North Dakota State University Agriculture and University Extension.
Mississippi Forestry Commission.
Mississippi's ash trees are living on borrowed time. Every day the emerald ash borer is not detected in Mississippi is a minor victory. Infestations in surrounding Tennessee (detected 2010 near Nashville), Arkansas (detected in 2014 near Hot Springs) and north-central Louisiana (2015) continue to expand, despite quarantines in those areas. Most frighteningly, EAB was confirmed in Calhoun County, Alabama in October 2016. EAB now has Mississippi surrounded, and it is likely only a matter of time before it finds its way here. To prevent the spread of this and other non-native beetles, do not move firewood. Firewood is a vehicle for movement of tree-killing forest pests including EAB and Asian longhorned beetle. See Forest Health Articles for more pest alerts.
Mississippi Forestry Commission.
Mississippi Forestry Commission.
See also: Forest Health Articles for more diseases
Mississippi State University. Extension.
North Dakota State University. Extension Service.
Publication W1132
Mississippi State University. Extension Service.
Mississippi State University. Geosystems Research Institute.
See also: Species Factsheets for more fact sheets
Mississippi State University. Geosystems Research Institute.

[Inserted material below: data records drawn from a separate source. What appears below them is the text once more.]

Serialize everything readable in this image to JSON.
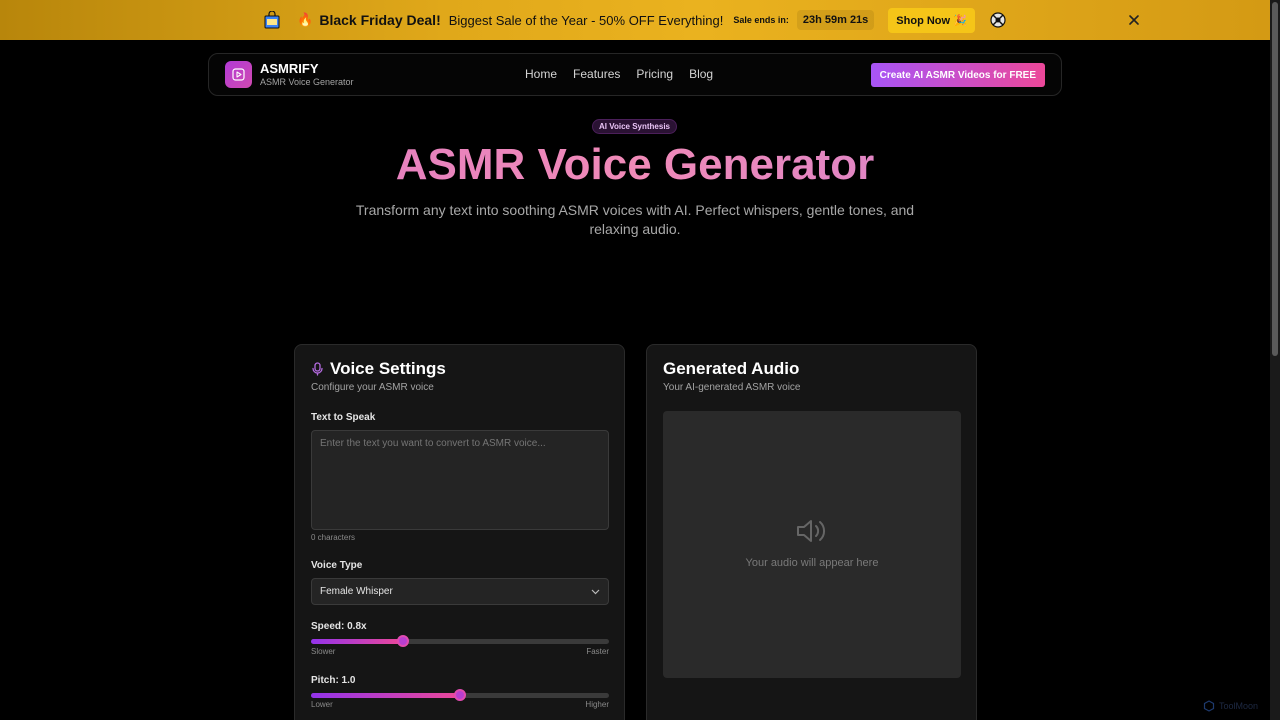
{
  "promo": {
    "fire": "🔥",
    "deal": "Black Friday Deal!",
    "subtitle": "Biggest Sale of the Year - 50% OFF Everything!",
    "ends_label": "Sale ends in:",
    "timer": "23h 59m 21s",
    "shop_label": "Shop Now 🎉"
  },
  "nav": {
    "brand_name": "ASMRIFY",
    "brand_sub": "ASMR Voice Generator",
    "links": [
      "Home",
      "Features",
      "Pricing",
      "Blog"
    ],
    "cta": "Create AI ASMR Videos for FREE"
  },
  "hero": {
    "badge": "AI Voice Synthesis",
    "title": "ASMR Voice Generator",
    "subtitle": "Transform any text into soothing ASMR voices with AI. Perfect whispers, gentle tones, and relaxing audio."
  },
  "settings": {
    "title": "Voice Settings",
    "subtitle": "Configure your ASMR voice",
    "text_label": "Text to Speak",
    "text_placeholder": "Enter the text you want to convert to ASMR voice...",
    "text_value": "",
    "char_count": "0 characters",
    "voice_label": "Voice Type",
    "voice_value": "Female Whisper",
    "speed_label": "Speed: 0.8x",
    "speed_fraction": 0.31,
    "speed_min": "Slower",
    "speed_max": "Faster",
    "pitch_label": "Pitch: 1.0",
    "pitch_fraction": 0.5,
    "pitch_min": "Lower",
    "pitch_max": "Higher"
  },
  "audio": {
    "title": "Generated Audio",
    "subtitle": "Your AI-generated ASMR voice",
    "empty": "Your audio will appear here"
  },
  "watermark": "ToolMoon",
  "colors": {
    "accent_purple": "#a855f7",
    "accent_pink": "#ec4899",
    "banner_gold": "#e0a81a",
    "background": "#000000",
    "card": "#151515"
  }
}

North Dakota State University. Extension Service.
North Dakota State University. Extension Service; University of Minnesota Extension.
Mississippi State University. Extension.
Mississippi State University. Extension.
See also: Publications Filed Under Poultry for more fact sheets
North Dakota Department of Agriculture.
Palmer amaranth (Amaranthus palmeri), an aggressive pigweed species similar in appearance to waterhemp, has been positively identified for the first time in North Dakota in McIntosh County. Palmer amaranth is native to the southwestern U.S. but was accidentally introduced to other areas and has devastated crops in the South and Midwest. It had not been identified in North Dakota until now. The public is urged to work with local weed officers, extension agents and other experts to identify and report suspect plants. More information on Palmer amaranth and other noxious and invasive weeds is available here. To report a suspect plant, contact the North Dakota Department of Agriculture at 701-328-2250 or North Dakota State University Extension at 701-231-8157 or 701-857-7677.
North Dakota Department of Agriculture.
See also: Insect Pests for more pests.
Mississippi Department of Agriculture and Commerce. Division of Plant Industry.